SUPPLIED INFORMATION START

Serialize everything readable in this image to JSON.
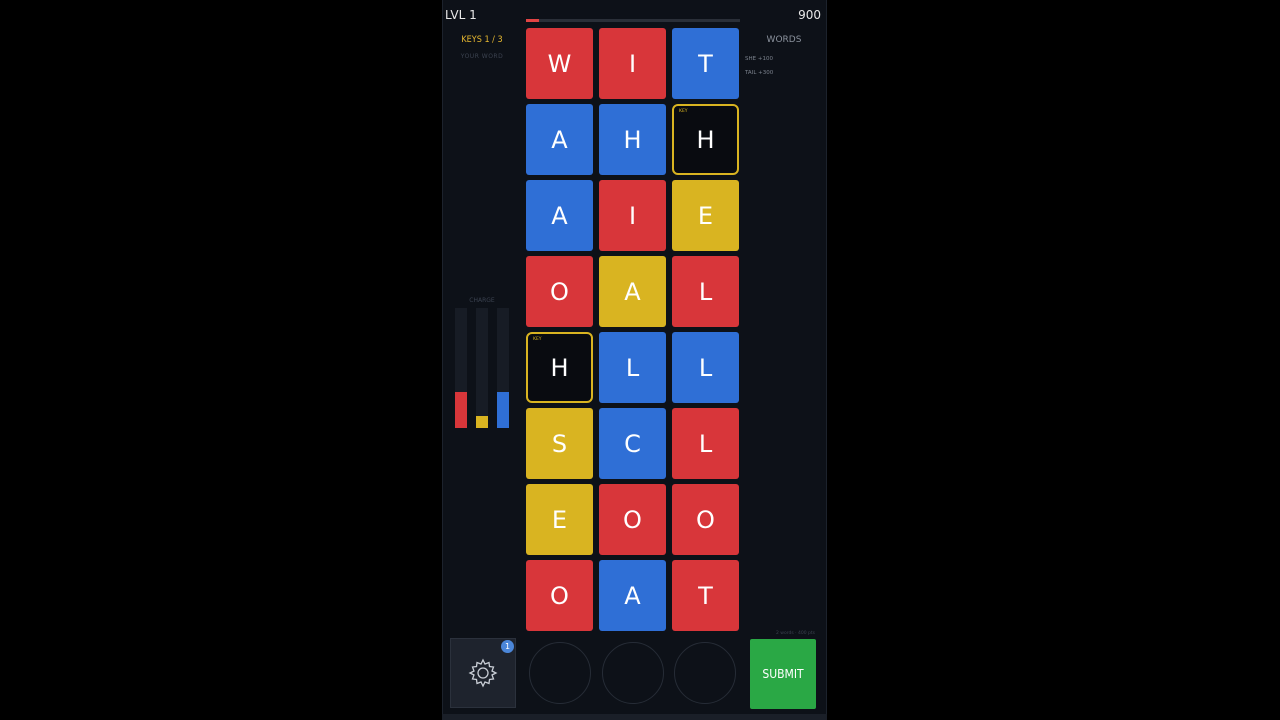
{
  "header": {
    "level": "LVL 1",
    "score": "900",
    "progress": 0.06
  },
  "left_panel": {
    "keys": "KEYS 1 / 3",
    "your_word": "YOUR WORD",
    "charge_label": "CHARGE",
    "charge_levels": [
      {
        "color": "#d8363a",
        "level": 0.3
      },
      {
        "color": "#d9b421",
        "level": 0.1
      },
      {
        "color": "#2f6fd6",
        "level": 0.3
      }
    ]
  },
  "right_panel": {
    "title": "WORDS",
    "words": [
      "SHE +100",
      "TAIL +300"
    ]
  },
  "grid": {
    "rows": [
      [
        {
          "letter": "W",
          "color": "red"
        },
        {
          "letter": "I",
          "color": "red"
        },
        {
          "letter": "T",
          "color": "blue"
        }
      ],
      [
        {
          "letter": "A",
          "color": "blue"
        },
        {
          "letter": "H",
          "color": "blue"
        },
        {
          "letter": "H",
          "color": "key",
          "tag": "KEY"
        }
      ],
      [
        {
          "letter": "A",
          "color": "blue"
        },
        {
          "letter": "I",
          "color": "red"
        },
        {
          "letter": "E",
          "color": "yellow"
        }
      ],
      [
        {
          "letter": "O",
          "color": "red"
        },
        {
          "letter": "A",
          "color": "yellow"
        },
        {
          "letter": "L",
          "color": "red"
        }
      ],
      [
        {
          "letter": "H",
          "color": "key",
          "tag": "KEY"
        },
        {
          "letter": "L",
          "color": "blue"
        },
        {
          "letter": "L",
          "color": "blue"
        }
      ],
      [
        {
          "letter": "S",
          "color": "yellow"
        },
        {
          "letter": "C",
          "color": "blue"
        },
        {
          "letter": "L",
          "color": "red"
        }
      ],
      [
        {
          "letter": "E",
          "color": "yellow"
        },
        {
          "letter": "O",
          "color": "red"
        },
        {
          "letter": "O",
          "color": "red"
        }
      ],
      [
        {
          "letter": "O",
          "color": "red"
        },
        {
          "letter": "A",
          "color": "blue"
        },
        {
          "letter": "T",
          "color": "red"
        }
      ]
    ]
  },
  "footer": {
    "info": "2 words · 400 pts",
    "badge": "1",
    "submit": "SUBMIT",
    "settings_icon": "gear-icon"
  }
}
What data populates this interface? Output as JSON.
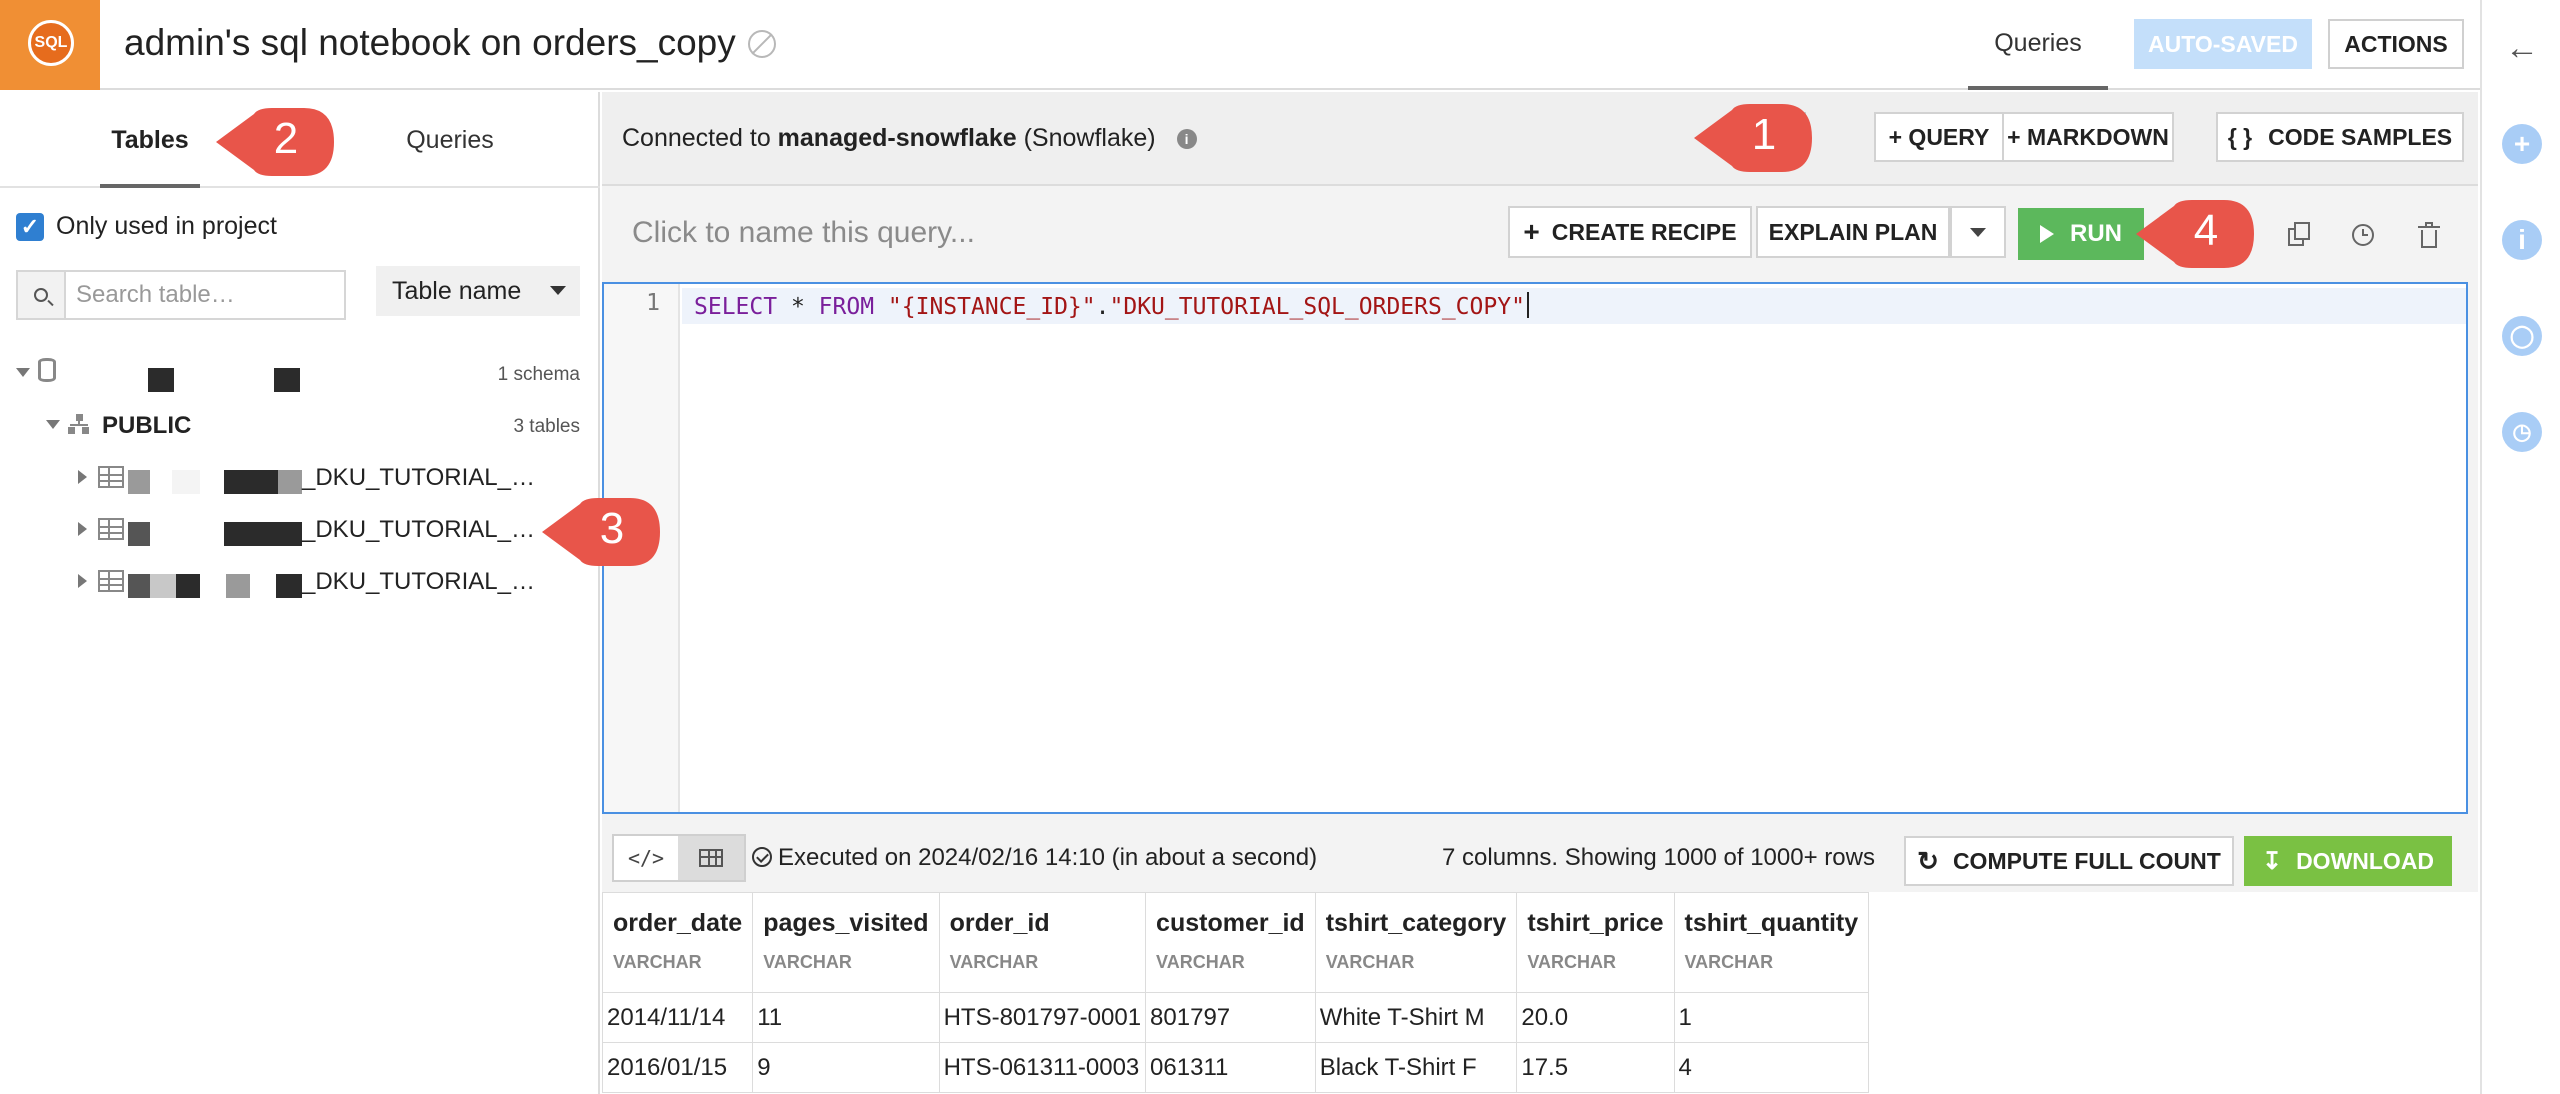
{
  "header": {
    "logo_text": "SQL",
    "notebook_title": "admin's sql notebook on orders_copy",
    "queries_tab": "Queries",
    "autosaved_label": "AUTO-SAVED",
    "actions_label": "ACTIONS"
  },
  "left_panel": {
    "tabs": [
      "Tables",
      "Queries"
    ],
    "only_used_label": "Only used in project",
    "search_placeholder": "Search table…",
    "sort_select": "Table name",
    "tree": {
      "db_count": "1 schema",
      "schema_name": "PUBLIC",
      "schema_count": "3 tables",
      "tables": [
        "_DKU_TUTORIAL_…",
        "_DKU_TUTORIAL_…",
        "_DKU_TUTORIAL_…"
      ]
    }
  },
  "main": {
    "connection_prefix": "Connected to",
    "connection_name": "managed-snowflake",
    "connection_type": "(Snowflake)",
    "add_query_label": "+ QUERY",
    "add_markdown_label": "+ MARKDOWN",
    "code_samples_label": "CODE SAMPLES",
    "query_name_placeholder": "Click to name this query...",
    "create_recipe_label": "CREATE RECIPE",
    "explain_plan_label": "EXPLAIN PLAN",
    "run_label": "RUN",
    "editor": {
      "line_number": "1",
      "kw_select": "SELECT",
      "star": "*",
      "kw_from": "FROM",
      "str_instance": "\"{INSTANCE_ID}\"",
      "dot": ".",
      "str_table": "\"DKU_TUTORIAL_SQL_ORDERS_COPY\""
    }
  },
  "results": {
    "code_toggle": "</>",
    "executed_text": "Executed on 2024/02/16 14:10 (in about a second)",
    "rows_text": "7 columns. Showing 1000 of 1000+ rows",
    "compute_label": "COMPUTE FULL COUNT",
    "download_label": "DOWNLOAD",
    "columns": [
      {
        "name": "order_date",
        "type": "VARCHAR"
      },
      {
        "name": "pages_visited",
        "type": "VARCHAR"
      },
      {
        "name": "order_id",
        "type": "VARCHAR"
      },
      {
        "name": "customer_id",
        "type": "VARCHAR"
      },
      {
        "name": "tshirt_category",
        "type": "VARCHAR"
      },
      {
        "name": "tshirt_price",
        "type": "VARCHAR"
      },
      {
        "name": "tshirt_quantity",
        "type": "VARCHAR"
      }
    ],
    "rows": [
      [
        "2014/11/14",
        "11",
        "HTS-801797-0001",
        "801797",
        "White T-Shirt M",
        "20.0",
        "1"
      ],
      [
        "2016/01/15",
        "9",
        "HTS-061311-0003",
        "061311",
        "Black T-Shirt F",
        "17.5",
        "4"
      ]
    ]
  },
  "callouts": [
    "1",
    "2",
    "3",
    "4"
  ],
  "colors": {
    "brand_orange": "#f08f34",
    "run_green": "#5cb85c",
    "download_green": "#7ac143",
    "callout_red": "#e8554a",
    "autosaved_blue": "#c4dffa",
    "editor_border": "#4a90e2"
  }
}
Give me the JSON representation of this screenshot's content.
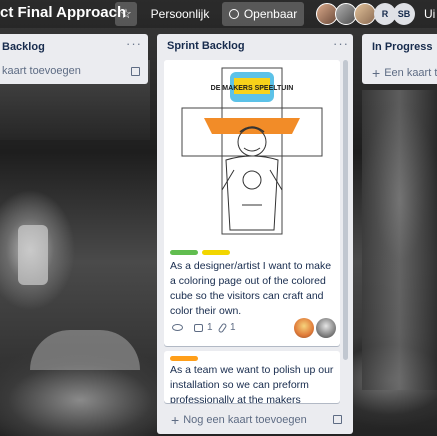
{
  "header": {
    "board_title": "ct Final Approach",
    "star_icon": "star-icon",
    "personal_label": "Persoonlijk",
    "visibility_label": "Openbaar",
    "visibility_icon": "globe-icon",
    "members": [
      {
        "initials": "R",
        "color": "#dfe1e6"
      },
      {
        "initials": "SB",
        "color": "#dfe1e6"
      }
    ],
    "overflow_text": "Ui"
  },
  "lists": {
    "backlog": {
      "title": "Backlog",
      "add_card": "kaart toevoegen"
    },
    "sprint_backlog": {
      "title": "Sprint Backlog",
      "menu": "···",
      "cards": [
        {
          "cover_image": "coloring-page-cube-illustration",
          "cover_caption": "DE MAKERS SPEELTUIN",
          "labels": [
            "#61bd4f",
            "#f2d600"
          ],
          "text": "As a designer/artist I want to make a coloring page out of the colored cube so the visitors can craft and color their own.",
          "comments": "1",
          "attachments": "1"
        },
        {
          "labels": [
            "#ff9f1a"
          ],
          "text": "As a team we want to polish up our installation so we can preform professionally at the makers festival"
        }
      ],
      "add_card": "Nog een kaart toevoegen"
    },
    "in_progress": {
      "title": "In Progress",
      "add_card": "Een kaart to"
    }
  }
}
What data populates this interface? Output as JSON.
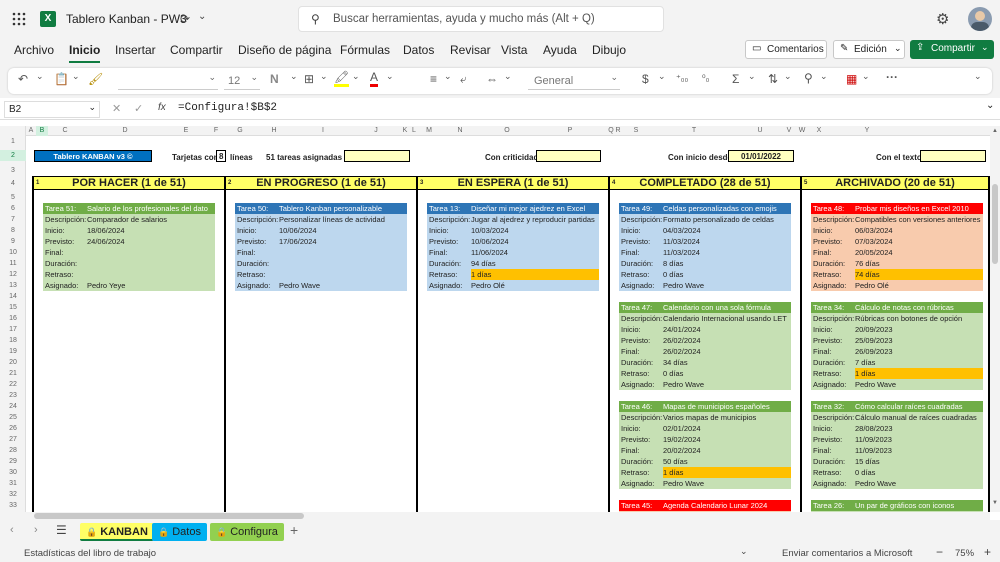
{
  "app": {
    "title": "Tablero Kanban - PW3",
    "search_placeholder": "Buscar herramientas, ayuda y mucho más (Alt + Q)"
  },
  "menu": [
    "Archivo",
    "Inicio",
    "Insertar",
    "Compartir",
    "Diseño de página",
    "Fórmulas",
    "Datos",
    "Revisar",
    "Vista",
    "Ayuda",
    "Dibujo"
  ],
  "actions": {
    "comments": "Comentarios",
    "editing": "Edición",
    "share": "Compartir"
  },
  "ribbon": {
    "font_size": "12",
    "number_format": "General"
  },
  "formula": {
    "name_box": "B2",
    "fx": "fx",
    "content": "=Configura!$B$2"
  },
  "columns": [
    "A",
    "B",
    "C",
    "D",
    "E",
    "F",
    "G",
    "H",
    "I",
    "J",
    "K",
    "L",
    "M",
    "N",
    "O",
    "P",
    "Q",
    "R",
    "S",
    "T",
    "U",
    "V",
    "W",
    "X",
    "Y"
  ],
  "rows": [
    "1",
    "2",
    "3",
    "4",
    "5",
    "6",
    "7",
    "8",
    "9",
    "10",
    "11",
    "12",
    "13",
    "14",
    "15",
    "16",
    "17",
    "18",
    "19",
    "20",
    "21",
    "22",
    "23",
    "24",
    "25",
    "26",
    "27",
    "28",
    "29",
    "30",
    "31",
    "32",
    "33"
  ],
  "header": {
    "title": "Tablero KANBAN v3 ©",
    "tarjetas_con": "Tarjetas con",
    "tarjetas_value": "8",
    "lineas": "líneas",
    "tareas_asignadas": "51 tareas asignadas a",
    "con_criticidad": "Con criticidad",
    "con_inicio_desde": "Con inicio desde",
    "inicio_value": "01/01/2022",
    "con_el_texto": "Con el texto"
  },
  "lanes": [
    {
      "num": "1",
      "title": "POR HACER (1 de 51)"
    },
    {
      "num": "2",
      "title": "EN PROGRESO (1 de 51)"
    },
    {
      "num": "3",
      "title": "EN ESPERA (1 de 51)"
    },
    {
      "num": "4",
      "title": "COMPLETADO (28 de 51)"
    },
    {
      "num": "5",
      "title": "ARCHIVADO (20 de 51)"
    }
  ],
  "field_labels": [
    "Descripción:",
    "Inicio:",
    "Previsto:",
    "Final:",
    "Duración:",
    "Retraso:",
    "Asignado:"
  ],
  "cards": [
    {
      "lane": 0,
      "slot": 0,
      "head_color": "#70ad47",
      "body_color": "#c6e0b4",
      "id": "Tarea 51:",
      "name": "Salario de los profesionales del dato",
      "fields": [
        "Comparador de salarios",
        "18/06/2024",
        "24/06/2024",
        "",
        "",
        "",
        "Pedro Yeye"
      ],
      "retraso_color": ""
    },
    {
      "lane": 1,
      "slot": 0,
      "head_color": "#2e75b6",
      "body_color": "#bdd7ee",
      "id": "Tarea 50:",
      "name": "Tablero Kanban personalizable",
      "fields": [
        "Personalizar líneas de actividad",
        "10/06/2024",
        "17/06/2024",
        "",
        "",
        "",
        "Pedro Wave"
      ],
      "retraso_color": ""
    },
    {
      "lane": 2,
      "slot": 0,
      "head_color": "#2e75b6",
      "body_color": "#bdd7ee",
      "id": "Tarea 13:",
      "name": "Diseñar mi mejor ajedrez en Excel",
      "fields": [
        "Jugar al ajedrez y reproducir partidas",
        "10/03/2024",
        "10/06/2024",
        "11/06/2024",
        "94 días",
        "1 días",
        "Pedro Olé"
      ],
      "retraso_color": "#ffc000"
    },
    {
      "lane": 3,
      "slot": 0,
      "head_color": "#2e75b6",
      "body_color": "#bdd7ee",
      "id": "Tarea 49:",
      "name": "Celdas personalizadas con emojis",
      "fields": [
        "Formato personalizado de celdas",
        "04/03/2024",
        "11/03/2024",
        "11/03/2024",
        "8 días",
        "0 días",
        "Pedro Wave"
      ],
      "retraso_color": ""
    },
    {
      "lane": 3,
      "slot": 1,
      "head_color": "#70ad47",
      "body_color": "#c6e0b4",
      "id": "Tarea 47:",
      "name": "Calendario con una sola fórmula",
      "fields": [
        "Calendario Internacional usando LET",
        "24/01/2024",
        "26/02/2024",
        "26/02/2024",
        "34 días",
        "0 días",
        "Pedro Wave"
      ],
      "retraso_color": ""
    },
    {
      "lane": 3,
      "slot": 2,
      "head_color": "#70ad47",
      "body_color": "#c6e0b4",
      "id": "Tarea 46:",
      "name": "Mapas de municipios españoles",
      "fields": [
        "Varios mapas de municipios",
        "02/01/2024",
        "19/02/2024",
        "20/02/2024",
        "50 días",
        "1 días",
        "Pedro Wave"
      ],
      "retraso_color": "#ffc000"
    },
    {
      "lane": 3,
      "slot": 3,
      "head_color": "#ff0000",
      "body_color": "#f8cbad",
      "id": "Tarea 45:",
      "name": "Agenda Calendario Lunar 2024",
      "fields": [
        "",
        "",
        "",
        "",
        "",
        "",
        ""
      ],
      "retraso_color": ""
    },
    {
      "lane": 4,
      "slot": 0,
      "head_color": "#ff0000",
      "body_color": "#f8cbad",
      "id": "Tarea 48:",
      "name": "Probar mis diseños en Excel 2010",
      "fields": [
        "Compatibles con versiones anteriores",
        "06/03/2024",
        "07/03/2024",
        "20/05/2024",
        "76 días",
        "74 días",
        "Pedro Olé"
      ],
      "retraso_color": "#ffc000"
    },
    {
      "lane": 4,
      "slot": 1,
      "head_color": "#70ad47",
      "body_color": "#c6e0b4",
      "id": "Tarea 34:",
      "name": "Cálculo de notas con rúbricas",
      "fields": [
        "Rúbricas con botones de opción",
        "20/09/2023",
        "25/09/2023",
        "26/09/2023",
        "7 días",
        "1 días",
        "Pedro Wave"
      ],
      "retraso_color": "#ffc000"
    },
    {
      "lane": 4,
      "slot": 2,
      "head_color": "#70ad47",
      "body_color": "#c6e0b4",
      "id": "Tarea 32:",
      "name": "Cómo calcular raíces cuadradas",
      "fields": [
        "Cálculo manual de raíces cuadradas",
        "28/08/2023",
        "11/09/2023",
        "11/09/2023",
        "15 días",
        "0 días",
        "Pedro Wave"
      ],
      "retraso_color": ""
    },
    {
      "lane": 4,
      "slot": 3,
      "head_color": "#70ad47",
      "body_color": "#c6e0b4",
      "id": "Tarea 26:",
      "name": "Un par de gráficos con iconos",
      "fields": [
        "",
        "",
        "",
        "",
        "",
        "",
        ""
      ],
      "retraso_color": ""
    }
  ],
  "sheets": [
    {
      "name": "KANBAN",
      "color": "#ffff66"
    },
    {
      "name": "Datos",
      "color": "#00b0f0"
    },
    {
      "name": "Configura",
      "color": "#92d050"
    }
  ],
  "status": {
    "left": "Estadísticas del libro de trabajo",
    "feedback": "Enviar comentarios a Microsoft",
    "zoom": "75%"
  }
}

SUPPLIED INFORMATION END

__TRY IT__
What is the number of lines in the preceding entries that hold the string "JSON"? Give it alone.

__WRITTEN ANSWER__
4